Practices will also need to review their contracts with dental associates and hygienists as many of these workers may now be entitled to additional employee rights which did not arise while they worked as contractors, eg rights to annual leave, unpaid breaks, minimum notice, redundancy etc.

Whether or not individual practices and their dental associates and hygienists are affected by the new rules will depend on the existing contractual working arrangements in place in each case. Revenue have pledged “to consider each case on its own merits”. In cases of doubt, they are urging dentists and hygienists to make a submission to their local Revenue District, outlining the terms and conditions of the particular engagement(s) and asking for Revenue’s opinion on their correct status.

I recommend that affected dental practices, associates and hygienists should seek expert professional advice on their status and working arrangements before making any such submission to Revenue.

It may well transpire in individual cases that existing ‘independent contractor’ arrangements already conform with the self-employment criteria set out in the Code of Practice, and (more importantly) existing case law precedents. In such cases there may be no need to treat the workers in question as employees.

However given the stakes involved, and the risks attaching to non-compliance with any Revenue matter, it would be foolish to ignore this issue in the coming weeks and months.

Extract from Revenue correspondence to Irish Dental Association:

“Employment Status of Dental Associates and Dental Hygienists engaged by Dental Practices

Revenue have considered the circumstances surrounding the engagement of dental associates and dental hygienists in dental practices, having regard to the criteria set out in The Code of Practice for Determining Employment or Self Employment Status of Individuals and relevant case law. It is the Revenue view that generally speaking associates and hygienists engaged by dental practices are engaged under a contract of service (i.e. they are employees) and their remuneration comes within the scope of PAYE and that PAYE should be operated on all payments from 1st January 2012.

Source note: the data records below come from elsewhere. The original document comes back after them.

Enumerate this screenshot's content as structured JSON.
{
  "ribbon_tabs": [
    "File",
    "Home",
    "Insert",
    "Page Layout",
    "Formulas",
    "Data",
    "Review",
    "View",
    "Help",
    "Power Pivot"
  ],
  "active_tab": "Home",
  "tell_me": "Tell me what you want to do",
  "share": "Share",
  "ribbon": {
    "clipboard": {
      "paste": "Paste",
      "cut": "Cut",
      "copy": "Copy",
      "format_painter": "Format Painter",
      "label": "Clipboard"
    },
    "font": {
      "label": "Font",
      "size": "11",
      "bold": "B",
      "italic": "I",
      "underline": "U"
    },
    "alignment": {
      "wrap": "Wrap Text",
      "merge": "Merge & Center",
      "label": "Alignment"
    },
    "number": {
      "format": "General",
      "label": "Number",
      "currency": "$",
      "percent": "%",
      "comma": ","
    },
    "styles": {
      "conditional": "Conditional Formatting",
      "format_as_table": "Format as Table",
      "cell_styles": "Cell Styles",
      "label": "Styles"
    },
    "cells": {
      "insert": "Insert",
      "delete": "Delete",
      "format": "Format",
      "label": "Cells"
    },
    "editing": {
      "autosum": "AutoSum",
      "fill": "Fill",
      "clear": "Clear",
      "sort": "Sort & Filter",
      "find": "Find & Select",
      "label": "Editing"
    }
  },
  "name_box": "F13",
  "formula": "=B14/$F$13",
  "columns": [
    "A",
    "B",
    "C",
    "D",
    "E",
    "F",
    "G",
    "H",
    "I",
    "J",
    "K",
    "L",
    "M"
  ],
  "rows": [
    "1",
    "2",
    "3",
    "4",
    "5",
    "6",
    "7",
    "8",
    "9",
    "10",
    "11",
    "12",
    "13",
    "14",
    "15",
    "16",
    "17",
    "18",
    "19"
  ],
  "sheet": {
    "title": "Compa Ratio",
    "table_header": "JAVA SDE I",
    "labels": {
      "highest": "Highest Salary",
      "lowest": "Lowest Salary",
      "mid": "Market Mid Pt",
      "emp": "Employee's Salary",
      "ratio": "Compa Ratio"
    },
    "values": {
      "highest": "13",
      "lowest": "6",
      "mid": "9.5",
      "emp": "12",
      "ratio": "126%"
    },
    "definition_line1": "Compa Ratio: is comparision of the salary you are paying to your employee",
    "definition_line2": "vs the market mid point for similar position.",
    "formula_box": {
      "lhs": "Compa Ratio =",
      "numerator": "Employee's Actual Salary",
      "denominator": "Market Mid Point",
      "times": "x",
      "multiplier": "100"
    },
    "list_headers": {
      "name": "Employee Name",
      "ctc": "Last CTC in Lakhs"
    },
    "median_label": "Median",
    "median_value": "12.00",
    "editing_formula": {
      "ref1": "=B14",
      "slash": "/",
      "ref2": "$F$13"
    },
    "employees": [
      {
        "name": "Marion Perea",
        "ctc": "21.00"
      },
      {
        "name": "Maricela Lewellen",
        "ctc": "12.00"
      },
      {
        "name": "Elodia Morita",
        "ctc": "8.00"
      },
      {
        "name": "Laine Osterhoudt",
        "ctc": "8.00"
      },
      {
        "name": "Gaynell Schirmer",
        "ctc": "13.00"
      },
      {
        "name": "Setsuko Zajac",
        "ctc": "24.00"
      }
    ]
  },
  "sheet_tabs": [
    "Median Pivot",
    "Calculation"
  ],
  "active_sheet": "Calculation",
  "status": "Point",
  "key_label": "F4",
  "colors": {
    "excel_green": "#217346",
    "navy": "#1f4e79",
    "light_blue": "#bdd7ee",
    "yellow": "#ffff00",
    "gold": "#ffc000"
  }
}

It is accepted that there may be exceptional cases where the terms of engagement differ from the norm and in these instances Revenue is prepared to look at these on a case-by-case basis. Revenue will consider each case on its own merits and in cases of doubt a submission, outlining the terms and conditions of the engagement should be submitted by the dentist or the hygienist to their local Revenue District for consideration.”


Govt Jobs Initiative – The tax measures

May 10, 2011

Finance Minister Michael Noonan has today unveiled the Government’s much-heralded ‘Jobs Budget’, including the following tax measures:

Pension Levy

A levy of 0.6% is to be applied on the capital value of pension assets held within the State.

PRSI

Employers PRSI on lower-paid employees is to be halved. This will apply until the end of 2013 for employees earning less than €356 per week (not the figure of €365 per week as announced by the Minister in the Dáil today).

Employers PRSI will no longer apply to share-based remuneration.

Michael Noonan Government Jobs Initiative

9% VAT

A cut in the lower rate of VAT to 9% on so-called ‘tourism-related’ goods and services. This will apply from 1 July 2011 until the end of 2013.  The VAT cut will apply to

  • restaurant and catering services
  • hotel and holiday accommodation,
  • theatre, cinema, museum, fairground and other entertainment tickets
  • hairdressing
  • newspapers and magazines.

Air Travel Tax

The Air Travel Tax of €3 per passenger is to be abolished, but not with immediate effect. Its abolition is to be conditional on the major Irish airlines opening new tourist routes into Ireland.

R&D Tax Credit

The Minister intends to introduce a technical change to the Research & Development tax credit legislation, in order to allow companies more flexibility in how they account for the credit. This is intended to make the credit more attractive for qualifying companies.

Corporation Tax

Unsurprisingly, the Minister confirmed that ‘our 12.5% rate of corporation tax is here to stay’

The Department of Finance have just published full details of the Jobs Initiative on their website.